═══ Input for this task

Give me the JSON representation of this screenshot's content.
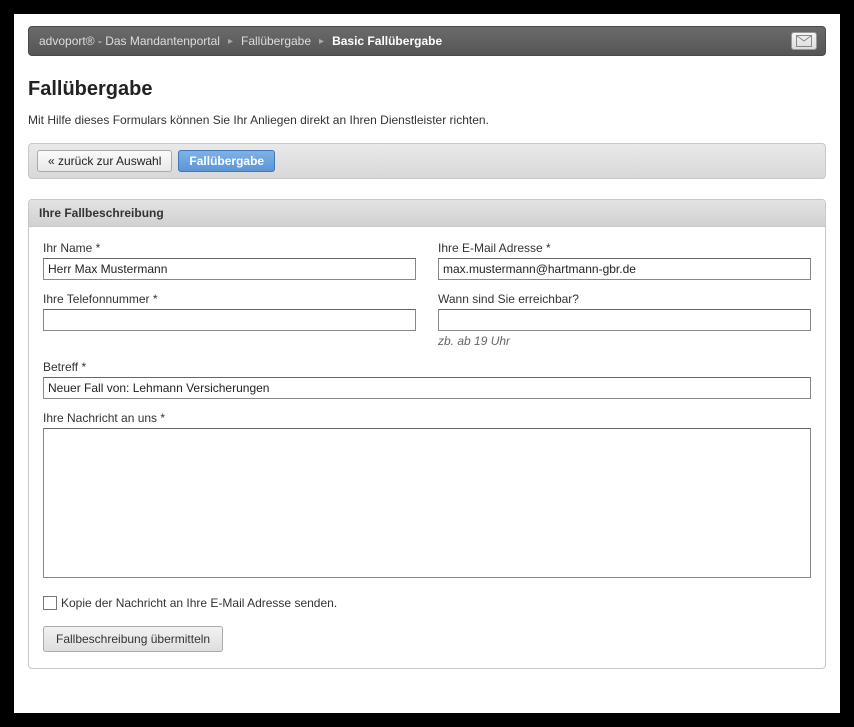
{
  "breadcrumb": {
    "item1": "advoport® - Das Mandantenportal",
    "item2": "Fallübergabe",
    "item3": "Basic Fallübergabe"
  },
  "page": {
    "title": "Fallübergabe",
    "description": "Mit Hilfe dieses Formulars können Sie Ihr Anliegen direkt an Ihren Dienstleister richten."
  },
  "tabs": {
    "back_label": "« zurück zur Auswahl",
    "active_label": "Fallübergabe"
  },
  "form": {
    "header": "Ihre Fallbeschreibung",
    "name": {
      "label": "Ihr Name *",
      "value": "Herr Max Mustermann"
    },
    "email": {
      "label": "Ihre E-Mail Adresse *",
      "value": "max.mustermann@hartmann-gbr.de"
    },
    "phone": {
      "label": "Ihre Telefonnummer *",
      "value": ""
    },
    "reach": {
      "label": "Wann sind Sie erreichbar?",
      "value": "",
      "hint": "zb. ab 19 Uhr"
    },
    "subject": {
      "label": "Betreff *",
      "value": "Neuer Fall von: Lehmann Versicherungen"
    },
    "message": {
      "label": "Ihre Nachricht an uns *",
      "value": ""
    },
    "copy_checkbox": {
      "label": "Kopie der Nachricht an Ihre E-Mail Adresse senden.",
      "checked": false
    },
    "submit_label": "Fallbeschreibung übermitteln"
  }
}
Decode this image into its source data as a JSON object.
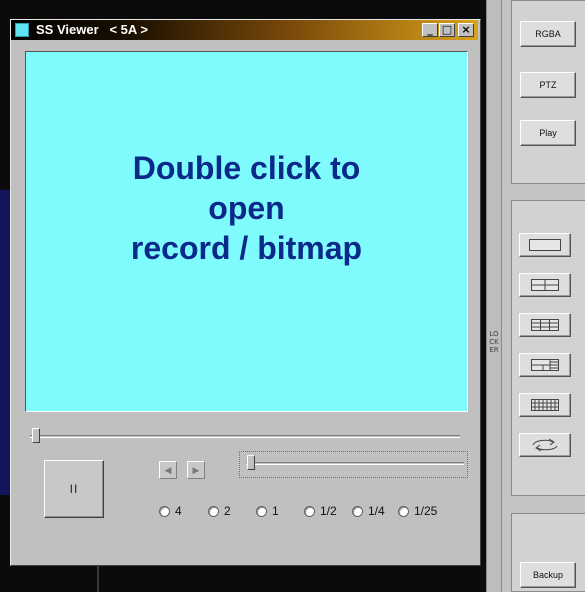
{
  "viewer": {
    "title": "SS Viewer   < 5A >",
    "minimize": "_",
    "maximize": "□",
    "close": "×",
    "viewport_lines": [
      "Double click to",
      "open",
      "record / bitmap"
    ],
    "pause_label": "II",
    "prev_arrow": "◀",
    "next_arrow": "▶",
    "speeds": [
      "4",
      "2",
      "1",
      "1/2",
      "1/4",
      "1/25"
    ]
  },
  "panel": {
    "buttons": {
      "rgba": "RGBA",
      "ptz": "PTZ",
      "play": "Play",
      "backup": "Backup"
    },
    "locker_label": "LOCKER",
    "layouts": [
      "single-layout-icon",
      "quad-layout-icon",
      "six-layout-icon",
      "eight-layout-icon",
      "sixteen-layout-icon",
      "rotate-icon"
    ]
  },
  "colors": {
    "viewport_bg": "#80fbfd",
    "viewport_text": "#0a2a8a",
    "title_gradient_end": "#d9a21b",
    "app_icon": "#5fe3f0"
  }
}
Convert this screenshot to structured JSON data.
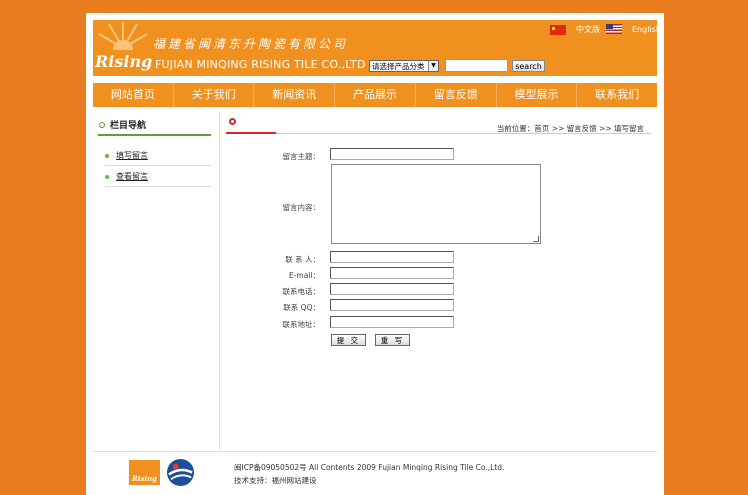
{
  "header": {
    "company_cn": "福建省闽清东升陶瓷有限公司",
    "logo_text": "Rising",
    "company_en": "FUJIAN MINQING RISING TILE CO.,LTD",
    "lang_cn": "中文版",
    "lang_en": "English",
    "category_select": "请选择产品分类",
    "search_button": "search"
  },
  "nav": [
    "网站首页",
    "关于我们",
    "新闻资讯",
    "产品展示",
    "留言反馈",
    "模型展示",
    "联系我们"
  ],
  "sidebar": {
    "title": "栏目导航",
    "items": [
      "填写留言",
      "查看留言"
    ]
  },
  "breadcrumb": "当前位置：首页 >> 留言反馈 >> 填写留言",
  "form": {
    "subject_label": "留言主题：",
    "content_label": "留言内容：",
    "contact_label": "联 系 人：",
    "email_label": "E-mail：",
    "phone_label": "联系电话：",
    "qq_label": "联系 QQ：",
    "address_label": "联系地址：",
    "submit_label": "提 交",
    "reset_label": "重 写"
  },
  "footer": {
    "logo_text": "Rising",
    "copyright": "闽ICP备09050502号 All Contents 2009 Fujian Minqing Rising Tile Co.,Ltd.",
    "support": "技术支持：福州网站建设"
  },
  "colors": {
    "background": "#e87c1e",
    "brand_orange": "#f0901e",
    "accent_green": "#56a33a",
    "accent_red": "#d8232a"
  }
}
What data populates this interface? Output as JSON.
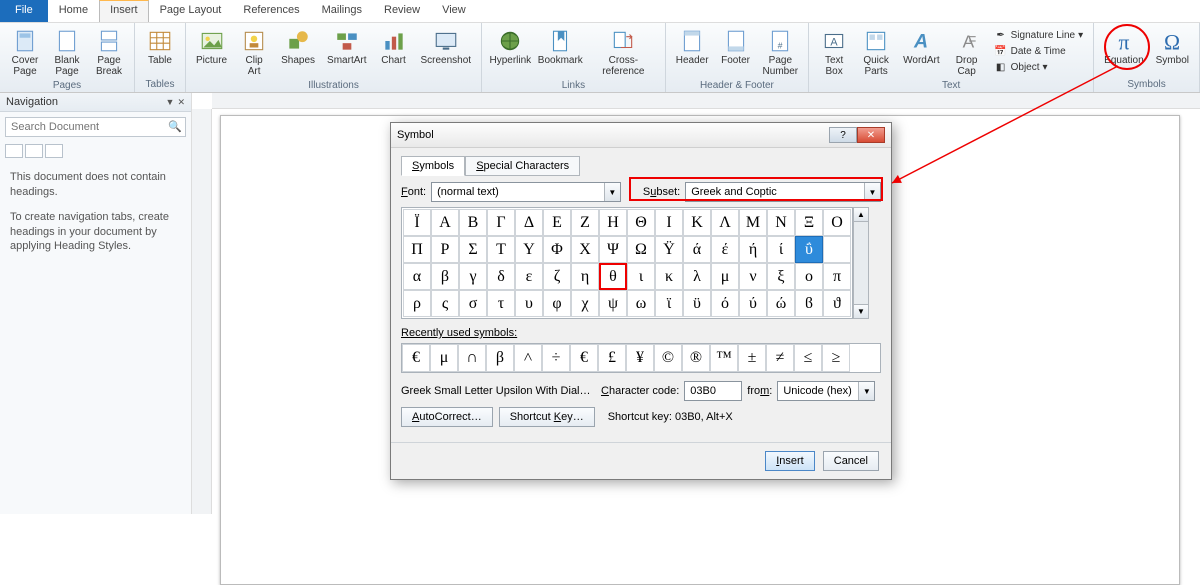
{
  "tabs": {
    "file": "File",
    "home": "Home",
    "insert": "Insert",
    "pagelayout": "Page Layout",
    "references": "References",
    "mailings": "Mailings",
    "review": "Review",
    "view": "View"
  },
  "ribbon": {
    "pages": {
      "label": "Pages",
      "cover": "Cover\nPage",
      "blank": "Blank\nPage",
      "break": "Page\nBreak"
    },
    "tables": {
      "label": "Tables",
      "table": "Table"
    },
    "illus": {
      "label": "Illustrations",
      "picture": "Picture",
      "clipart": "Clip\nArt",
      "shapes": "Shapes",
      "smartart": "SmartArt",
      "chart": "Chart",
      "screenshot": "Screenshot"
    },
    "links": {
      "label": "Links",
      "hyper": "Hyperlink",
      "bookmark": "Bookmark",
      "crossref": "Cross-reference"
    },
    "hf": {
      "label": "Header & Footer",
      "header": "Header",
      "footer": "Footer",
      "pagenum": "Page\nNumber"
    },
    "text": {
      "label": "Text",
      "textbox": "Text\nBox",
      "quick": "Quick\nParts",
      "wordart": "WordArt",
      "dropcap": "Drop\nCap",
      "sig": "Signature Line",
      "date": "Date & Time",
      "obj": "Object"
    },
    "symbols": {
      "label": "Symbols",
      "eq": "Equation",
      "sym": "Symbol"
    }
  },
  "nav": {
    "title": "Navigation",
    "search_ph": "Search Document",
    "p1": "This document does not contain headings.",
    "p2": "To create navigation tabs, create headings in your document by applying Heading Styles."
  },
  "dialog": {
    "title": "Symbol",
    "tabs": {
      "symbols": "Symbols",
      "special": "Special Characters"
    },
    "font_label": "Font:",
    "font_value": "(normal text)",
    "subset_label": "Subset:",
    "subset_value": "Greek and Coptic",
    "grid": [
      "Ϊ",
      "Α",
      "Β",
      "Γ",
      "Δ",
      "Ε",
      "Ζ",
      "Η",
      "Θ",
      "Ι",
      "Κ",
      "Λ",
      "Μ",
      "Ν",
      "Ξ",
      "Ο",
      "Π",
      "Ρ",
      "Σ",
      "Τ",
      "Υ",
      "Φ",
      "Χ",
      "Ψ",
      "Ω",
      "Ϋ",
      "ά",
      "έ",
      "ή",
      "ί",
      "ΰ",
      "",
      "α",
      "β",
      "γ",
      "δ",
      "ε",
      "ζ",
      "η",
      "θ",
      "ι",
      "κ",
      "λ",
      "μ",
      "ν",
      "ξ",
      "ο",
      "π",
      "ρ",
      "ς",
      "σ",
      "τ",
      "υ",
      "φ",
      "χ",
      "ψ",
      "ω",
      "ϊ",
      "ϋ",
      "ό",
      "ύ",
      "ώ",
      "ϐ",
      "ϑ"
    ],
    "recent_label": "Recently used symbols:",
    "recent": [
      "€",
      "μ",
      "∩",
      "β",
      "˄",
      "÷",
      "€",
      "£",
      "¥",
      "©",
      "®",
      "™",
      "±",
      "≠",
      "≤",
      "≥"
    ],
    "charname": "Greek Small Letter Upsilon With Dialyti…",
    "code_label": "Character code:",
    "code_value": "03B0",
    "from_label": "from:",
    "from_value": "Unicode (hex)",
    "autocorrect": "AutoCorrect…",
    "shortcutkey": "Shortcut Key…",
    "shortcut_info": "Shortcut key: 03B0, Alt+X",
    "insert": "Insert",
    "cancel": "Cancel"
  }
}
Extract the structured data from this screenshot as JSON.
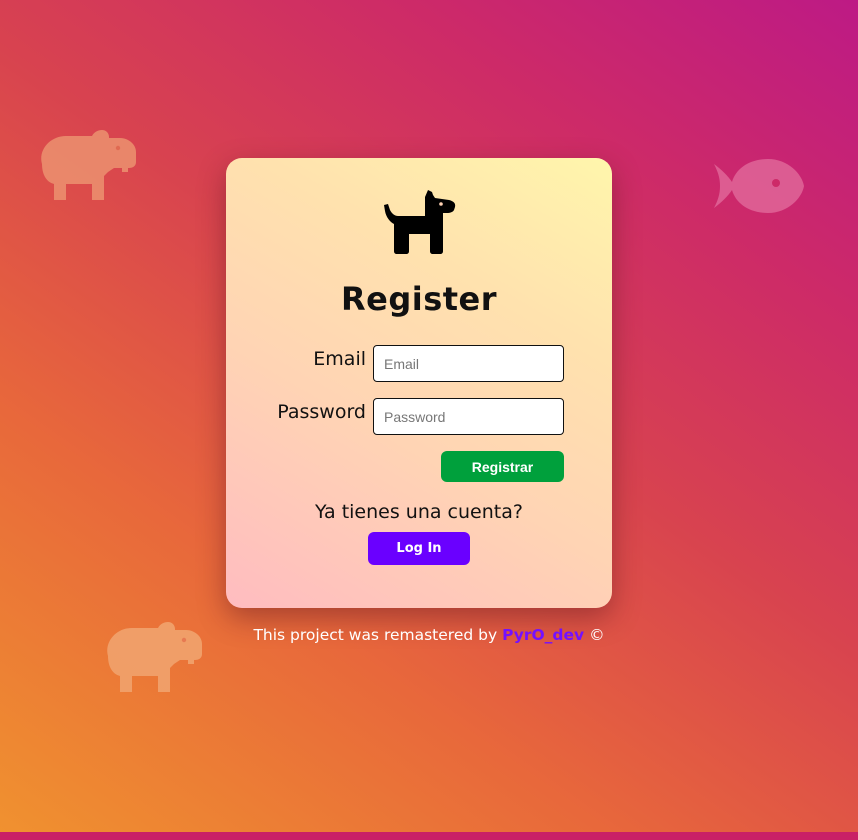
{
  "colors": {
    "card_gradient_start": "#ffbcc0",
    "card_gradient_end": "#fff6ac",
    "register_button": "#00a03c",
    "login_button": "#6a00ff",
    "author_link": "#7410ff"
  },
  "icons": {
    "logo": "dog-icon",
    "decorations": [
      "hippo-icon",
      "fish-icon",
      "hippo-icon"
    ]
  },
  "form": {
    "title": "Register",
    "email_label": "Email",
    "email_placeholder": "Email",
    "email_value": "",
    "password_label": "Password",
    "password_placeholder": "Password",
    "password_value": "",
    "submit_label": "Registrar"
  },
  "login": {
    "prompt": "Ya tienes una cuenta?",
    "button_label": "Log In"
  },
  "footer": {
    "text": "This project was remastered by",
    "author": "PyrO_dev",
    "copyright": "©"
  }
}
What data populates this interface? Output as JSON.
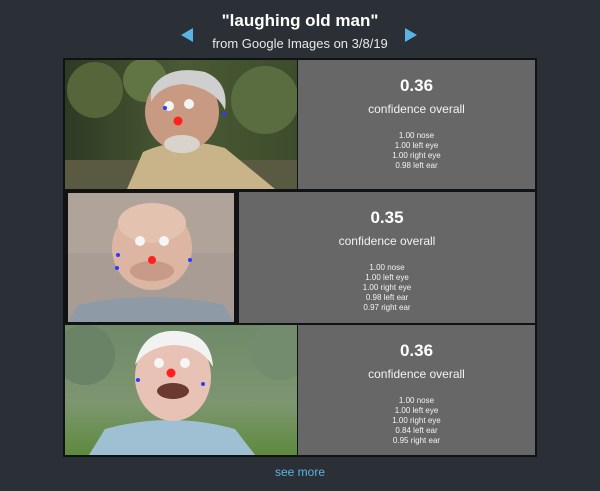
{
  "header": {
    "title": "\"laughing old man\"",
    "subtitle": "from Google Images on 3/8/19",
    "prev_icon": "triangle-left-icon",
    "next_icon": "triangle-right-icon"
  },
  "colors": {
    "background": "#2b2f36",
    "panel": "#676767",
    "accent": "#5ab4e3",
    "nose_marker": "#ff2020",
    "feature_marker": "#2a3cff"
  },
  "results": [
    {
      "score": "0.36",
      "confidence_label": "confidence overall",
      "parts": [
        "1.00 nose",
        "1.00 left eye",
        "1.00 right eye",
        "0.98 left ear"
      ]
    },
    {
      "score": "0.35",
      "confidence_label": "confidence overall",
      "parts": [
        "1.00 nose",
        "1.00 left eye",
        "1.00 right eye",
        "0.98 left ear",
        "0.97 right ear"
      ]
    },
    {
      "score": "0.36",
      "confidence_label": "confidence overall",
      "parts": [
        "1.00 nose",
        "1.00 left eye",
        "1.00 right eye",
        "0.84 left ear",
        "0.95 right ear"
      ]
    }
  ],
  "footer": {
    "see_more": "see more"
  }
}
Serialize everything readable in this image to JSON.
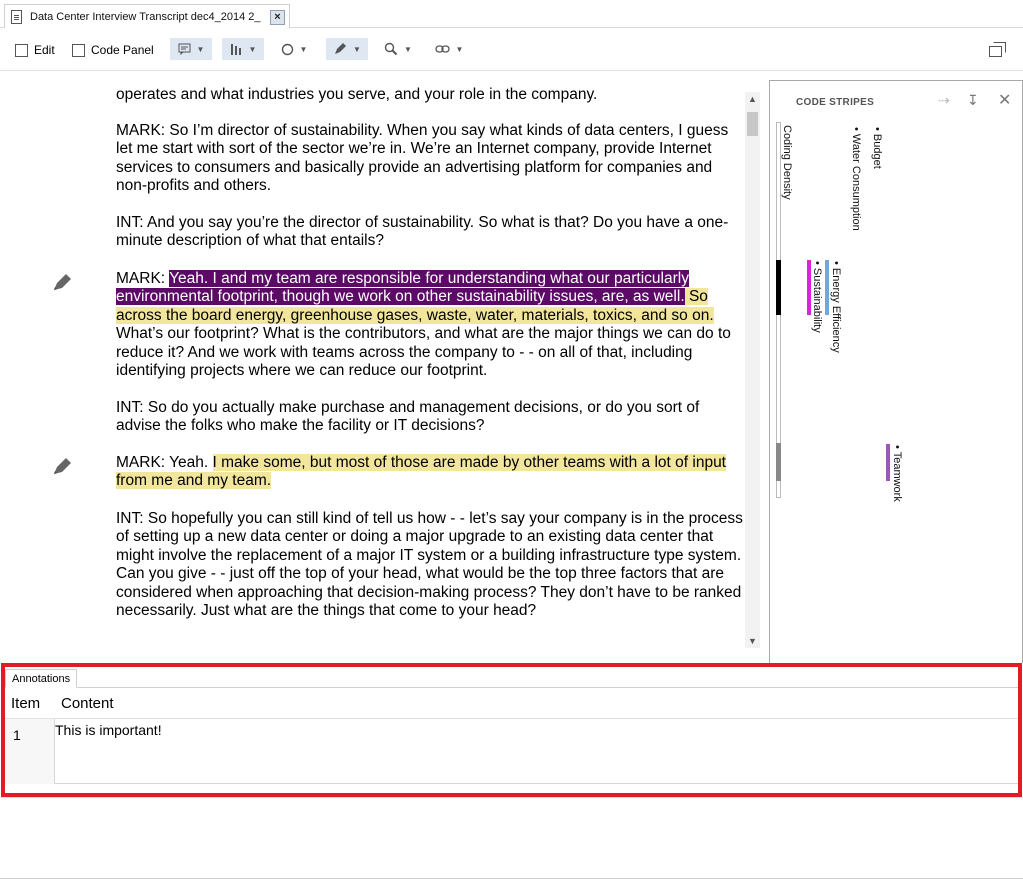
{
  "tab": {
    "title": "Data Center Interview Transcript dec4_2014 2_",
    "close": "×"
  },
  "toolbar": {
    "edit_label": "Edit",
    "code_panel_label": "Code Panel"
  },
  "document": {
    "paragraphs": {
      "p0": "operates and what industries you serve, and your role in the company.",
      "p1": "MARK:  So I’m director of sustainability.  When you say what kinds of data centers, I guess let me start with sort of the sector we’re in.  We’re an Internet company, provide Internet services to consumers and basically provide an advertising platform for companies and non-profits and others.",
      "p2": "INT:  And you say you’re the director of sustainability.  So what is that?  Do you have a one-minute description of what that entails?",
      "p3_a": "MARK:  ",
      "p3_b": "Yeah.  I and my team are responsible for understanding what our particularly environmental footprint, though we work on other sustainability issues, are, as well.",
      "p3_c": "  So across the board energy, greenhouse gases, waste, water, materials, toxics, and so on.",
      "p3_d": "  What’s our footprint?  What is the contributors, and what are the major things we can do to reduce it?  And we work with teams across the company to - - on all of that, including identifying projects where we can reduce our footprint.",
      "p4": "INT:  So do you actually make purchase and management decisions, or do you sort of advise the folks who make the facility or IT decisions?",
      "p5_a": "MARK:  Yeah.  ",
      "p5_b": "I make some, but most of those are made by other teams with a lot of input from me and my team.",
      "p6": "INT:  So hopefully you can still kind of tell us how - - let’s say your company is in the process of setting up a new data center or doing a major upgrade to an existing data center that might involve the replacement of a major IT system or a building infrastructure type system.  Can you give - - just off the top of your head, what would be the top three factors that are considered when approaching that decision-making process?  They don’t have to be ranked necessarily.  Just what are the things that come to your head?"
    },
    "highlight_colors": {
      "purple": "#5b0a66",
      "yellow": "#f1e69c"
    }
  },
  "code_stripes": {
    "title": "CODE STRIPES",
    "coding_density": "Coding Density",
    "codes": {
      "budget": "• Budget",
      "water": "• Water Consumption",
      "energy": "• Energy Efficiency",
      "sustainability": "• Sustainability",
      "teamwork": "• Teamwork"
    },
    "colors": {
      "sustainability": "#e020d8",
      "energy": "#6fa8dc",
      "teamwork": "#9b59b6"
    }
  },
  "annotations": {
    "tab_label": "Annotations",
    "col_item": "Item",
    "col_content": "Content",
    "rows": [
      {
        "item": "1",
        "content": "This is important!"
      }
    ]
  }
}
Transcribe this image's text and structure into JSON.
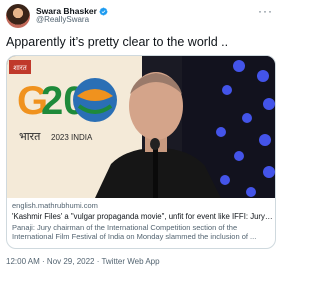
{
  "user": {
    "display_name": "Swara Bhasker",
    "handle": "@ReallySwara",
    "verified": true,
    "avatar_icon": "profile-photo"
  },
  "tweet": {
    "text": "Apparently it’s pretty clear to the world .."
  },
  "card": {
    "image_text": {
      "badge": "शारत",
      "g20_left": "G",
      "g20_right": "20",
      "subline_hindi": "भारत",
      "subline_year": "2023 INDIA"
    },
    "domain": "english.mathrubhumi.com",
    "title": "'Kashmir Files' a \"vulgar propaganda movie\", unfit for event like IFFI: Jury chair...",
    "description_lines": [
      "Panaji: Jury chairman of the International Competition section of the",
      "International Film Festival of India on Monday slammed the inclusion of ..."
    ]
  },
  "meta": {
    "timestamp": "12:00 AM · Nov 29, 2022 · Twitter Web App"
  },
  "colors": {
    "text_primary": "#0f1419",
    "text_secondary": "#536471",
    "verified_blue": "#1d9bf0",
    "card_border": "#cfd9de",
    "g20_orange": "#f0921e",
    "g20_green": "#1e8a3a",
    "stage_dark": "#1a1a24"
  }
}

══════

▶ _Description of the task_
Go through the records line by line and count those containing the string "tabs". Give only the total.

▶ _Solution to the exercise_
4